On January 28, 2011, the Kentucky Court of Appeals issued an important decision reversing a much discussed lender liability jury verdict. In Branch Banking and Trust Company v. Larry E. Thompson, et al., Case No. 2009-CA-001427-MR, commercial borrowers alleged it had been fraudulently induced into entering into a loan transaction and that the bank had subsequently fraudulently induced the borrowers to sign a forbearance agreement containing, among other important clauses, a release of claims against the bank. A jury found in favor of the borrowers, and awarded $1,600,000 in actual damages and $9,000,000 in punitive damages. The trial court did award BB&T judgment for the unpaid balance of the loan and the Bank’s incurred attorney fees by way of offset. The Court, however, denied the Bank’s motion for Judgment Notwithstanding Verdict, which the bank claimed was justified on several ground including that the forbearance’s release clause barred the borrowers’ claim for alleged past misconduct and that Borrowers had failed to prove fraud in the inducement when they entered into that forbearance agreement. BB&T appealed the trial court’s decision and the borrowers appealed the portion of the judgment awarding the bank its attorney fees.

The Court of Appeals’ recently issued ruling reverses the trial court’s refusal to grant the bank its requested JNOV motion, but upholds the trial court’s award to the bank’s of its attorney fees.
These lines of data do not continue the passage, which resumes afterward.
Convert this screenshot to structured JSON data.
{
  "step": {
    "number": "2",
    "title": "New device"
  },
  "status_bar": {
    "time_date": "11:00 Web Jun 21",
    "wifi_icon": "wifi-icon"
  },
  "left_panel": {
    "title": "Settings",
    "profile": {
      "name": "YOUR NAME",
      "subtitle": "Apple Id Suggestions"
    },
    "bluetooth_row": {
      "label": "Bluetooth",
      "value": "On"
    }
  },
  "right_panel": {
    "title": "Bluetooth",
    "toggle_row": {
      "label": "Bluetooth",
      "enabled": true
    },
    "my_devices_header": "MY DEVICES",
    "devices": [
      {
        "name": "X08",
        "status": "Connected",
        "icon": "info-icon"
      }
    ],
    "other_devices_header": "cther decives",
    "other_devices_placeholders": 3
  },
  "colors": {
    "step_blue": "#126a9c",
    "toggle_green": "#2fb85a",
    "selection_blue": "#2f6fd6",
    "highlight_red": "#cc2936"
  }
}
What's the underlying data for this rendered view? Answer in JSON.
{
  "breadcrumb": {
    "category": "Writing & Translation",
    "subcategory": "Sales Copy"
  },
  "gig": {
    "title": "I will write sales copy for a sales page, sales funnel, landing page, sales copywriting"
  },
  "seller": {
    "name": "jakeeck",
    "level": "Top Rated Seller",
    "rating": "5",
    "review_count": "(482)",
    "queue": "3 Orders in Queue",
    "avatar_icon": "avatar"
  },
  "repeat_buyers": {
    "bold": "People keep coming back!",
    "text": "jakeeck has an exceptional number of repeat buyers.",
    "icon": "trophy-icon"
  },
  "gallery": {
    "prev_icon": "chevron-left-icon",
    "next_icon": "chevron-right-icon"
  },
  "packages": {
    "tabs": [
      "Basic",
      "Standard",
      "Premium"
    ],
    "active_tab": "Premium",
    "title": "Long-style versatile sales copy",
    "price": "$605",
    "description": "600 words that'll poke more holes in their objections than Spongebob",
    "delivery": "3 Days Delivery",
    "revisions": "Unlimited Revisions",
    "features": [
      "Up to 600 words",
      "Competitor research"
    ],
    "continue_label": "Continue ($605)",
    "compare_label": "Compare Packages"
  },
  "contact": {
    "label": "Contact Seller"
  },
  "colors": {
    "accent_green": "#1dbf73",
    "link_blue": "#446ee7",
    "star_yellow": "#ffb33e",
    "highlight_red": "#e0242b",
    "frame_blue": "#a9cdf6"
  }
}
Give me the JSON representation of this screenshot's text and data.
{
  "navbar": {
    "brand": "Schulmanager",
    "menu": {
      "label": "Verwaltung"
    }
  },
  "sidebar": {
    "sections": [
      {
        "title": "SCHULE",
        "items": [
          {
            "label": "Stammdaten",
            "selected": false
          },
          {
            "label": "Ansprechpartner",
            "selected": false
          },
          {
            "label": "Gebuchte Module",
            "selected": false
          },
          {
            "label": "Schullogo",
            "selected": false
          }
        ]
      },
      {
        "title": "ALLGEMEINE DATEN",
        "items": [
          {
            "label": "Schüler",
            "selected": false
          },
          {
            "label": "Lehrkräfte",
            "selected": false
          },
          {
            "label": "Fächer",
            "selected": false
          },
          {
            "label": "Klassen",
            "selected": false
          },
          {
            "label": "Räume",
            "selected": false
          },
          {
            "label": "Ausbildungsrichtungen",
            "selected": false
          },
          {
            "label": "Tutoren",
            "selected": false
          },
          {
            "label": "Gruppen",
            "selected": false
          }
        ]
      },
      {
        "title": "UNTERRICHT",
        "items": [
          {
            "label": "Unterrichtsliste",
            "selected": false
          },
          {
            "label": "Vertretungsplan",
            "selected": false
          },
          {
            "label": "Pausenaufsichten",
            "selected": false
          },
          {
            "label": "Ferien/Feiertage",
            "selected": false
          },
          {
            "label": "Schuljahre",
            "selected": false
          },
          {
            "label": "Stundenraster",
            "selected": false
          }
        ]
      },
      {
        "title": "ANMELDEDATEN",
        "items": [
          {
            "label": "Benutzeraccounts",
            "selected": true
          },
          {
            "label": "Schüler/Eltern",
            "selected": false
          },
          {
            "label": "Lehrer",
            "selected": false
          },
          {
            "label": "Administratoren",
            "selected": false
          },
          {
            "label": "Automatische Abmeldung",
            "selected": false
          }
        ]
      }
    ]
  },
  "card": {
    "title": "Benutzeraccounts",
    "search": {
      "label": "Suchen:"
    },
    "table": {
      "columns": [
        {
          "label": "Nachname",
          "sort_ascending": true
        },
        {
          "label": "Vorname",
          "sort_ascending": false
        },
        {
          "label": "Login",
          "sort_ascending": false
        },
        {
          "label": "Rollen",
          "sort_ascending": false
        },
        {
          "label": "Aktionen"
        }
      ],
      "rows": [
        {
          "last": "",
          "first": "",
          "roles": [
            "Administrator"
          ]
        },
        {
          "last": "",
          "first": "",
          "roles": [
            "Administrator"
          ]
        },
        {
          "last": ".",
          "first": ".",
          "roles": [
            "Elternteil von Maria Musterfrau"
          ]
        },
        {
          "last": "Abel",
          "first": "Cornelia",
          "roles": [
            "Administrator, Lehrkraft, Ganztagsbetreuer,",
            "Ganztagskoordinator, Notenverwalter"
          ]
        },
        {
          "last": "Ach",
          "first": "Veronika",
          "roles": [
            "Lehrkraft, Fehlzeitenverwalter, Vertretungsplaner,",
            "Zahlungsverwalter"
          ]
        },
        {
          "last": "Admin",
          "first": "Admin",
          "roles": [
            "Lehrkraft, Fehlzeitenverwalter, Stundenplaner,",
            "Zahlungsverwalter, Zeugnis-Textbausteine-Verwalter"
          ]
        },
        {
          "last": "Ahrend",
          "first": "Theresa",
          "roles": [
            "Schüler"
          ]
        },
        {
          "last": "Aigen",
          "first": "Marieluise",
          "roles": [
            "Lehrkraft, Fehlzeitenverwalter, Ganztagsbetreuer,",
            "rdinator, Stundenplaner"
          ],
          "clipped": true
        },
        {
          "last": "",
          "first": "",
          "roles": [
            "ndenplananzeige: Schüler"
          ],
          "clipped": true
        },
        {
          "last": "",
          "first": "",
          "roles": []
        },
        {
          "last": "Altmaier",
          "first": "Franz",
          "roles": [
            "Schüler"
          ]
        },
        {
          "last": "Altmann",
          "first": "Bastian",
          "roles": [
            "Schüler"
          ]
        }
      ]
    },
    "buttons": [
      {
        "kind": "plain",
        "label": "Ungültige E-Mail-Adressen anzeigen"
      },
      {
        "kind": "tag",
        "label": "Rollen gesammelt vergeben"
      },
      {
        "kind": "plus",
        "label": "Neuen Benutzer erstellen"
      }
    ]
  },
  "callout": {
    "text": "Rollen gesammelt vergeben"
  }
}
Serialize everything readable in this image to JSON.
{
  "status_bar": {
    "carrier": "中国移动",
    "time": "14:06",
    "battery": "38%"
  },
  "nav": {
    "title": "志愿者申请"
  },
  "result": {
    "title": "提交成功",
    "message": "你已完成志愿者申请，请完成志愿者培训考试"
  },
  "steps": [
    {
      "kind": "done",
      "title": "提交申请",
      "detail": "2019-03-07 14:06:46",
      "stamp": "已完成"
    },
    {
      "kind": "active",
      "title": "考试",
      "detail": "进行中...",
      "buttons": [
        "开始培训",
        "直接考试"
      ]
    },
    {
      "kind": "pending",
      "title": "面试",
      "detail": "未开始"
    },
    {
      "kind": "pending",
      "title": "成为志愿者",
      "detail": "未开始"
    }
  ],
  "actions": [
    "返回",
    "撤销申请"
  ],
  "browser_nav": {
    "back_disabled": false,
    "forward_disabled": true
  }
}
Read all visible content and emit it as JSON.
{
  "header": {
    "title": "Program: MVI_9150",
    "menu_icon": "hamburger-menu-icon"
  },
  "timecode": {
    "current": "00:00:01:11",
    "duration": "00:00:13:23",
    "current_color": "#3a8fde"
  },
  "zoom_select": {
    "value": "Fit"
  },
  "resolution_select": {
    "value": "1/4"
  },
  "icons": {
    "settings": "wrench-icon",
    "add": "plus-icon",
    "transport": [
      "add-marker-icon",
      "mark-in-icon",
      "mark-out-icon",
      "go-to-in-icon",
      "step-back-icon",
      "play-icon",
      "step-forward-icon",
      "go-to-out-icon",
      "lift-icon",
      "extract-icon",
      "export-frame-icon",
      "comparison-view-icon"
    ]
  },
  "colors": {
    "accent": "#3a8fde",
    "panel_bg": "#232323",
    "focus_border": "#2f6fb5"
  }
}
The Appellate Court found, as a matter of law, that the borrowers could not prove fraud surrounding the execution of the forbearance agreement, as the borrowers had not shown that they reasonably had relied on the alleged misrepresentations made by the bank. In essence the borrower argued that they should not be held to the terms of the Forbearance Agreement because its terms had been mischaracterized by a bank employee. The written terms of the forbearance agreement were at odds with the employee’s supposed characterization and thus the borrowers argued that the agreement was voidable.

Substance matters. Legal document drafting matters and the occasionally belittled “boilerplate” clauses have a real purpose for inclusion. The Court of Appeals pointed to at least four important provisions of the forbearance agreement:

A merger clause clearly stated that the forbearance agreement constituted the entire agreement of the parties and superseded all prior understandings.

A boldfaced provision stated that the bank was under no obligation to extend any future or additional forbearance to the borrowers.

A boldfaced (and all caps) provision stated that the borrowers released the bank from any claims that they could have asserted against the bank arising prior to the date of the forbearance agreement.

Another boldfaced provision stated that the borrowers acknowledged that they had read the forbearance agreement and had had the opportunity to review the same with their attorneys.

Form matters. The Court of Appeals focused upon whether the borrowers had shown through the evidence that they had reasonably relied upon the employee’s supposed misstatements. However, the bank was able to establish from its records that it had furnished to the borrowers a full copy of the forbearance agreement before its execution and that the borrowers purposefully failed to read the contents of the agreement. The express terms of the forbearance, of course, contradicted the alleged oral representations, a fact that would have become known upon the borrowers’ advance reading of the same, and the agreement contained an acceptable merger/integration clause.

The Thompson decision was rendered with instructions that it not be published. Until that designation is amended, the case has limited precedential value for future court cases. But there is reason to suspect that the import of Thompson will soon become well known to the portion of the bar who may wish to litigate against financial institutions. It is further worth noting that the borrowers have the right to petition to the Kentucky Supreme Court for discretionary review, if they so elect.

Notwithstanding these limitations, the Court of Appeals decision represents a reversal of what was a troubling lender liability case in Kentucky. The decision underscores the importance, and real-world value, of carefully crafted forbearance agreements in workouts of troubled loans between lenders and their borrowers. The decision sends the same message in fact to all businesses involved in resolving contractual disputes with their customers and suppliers. Legal document drafting matters, as does the process through which the parties ultimately reach their signed documents.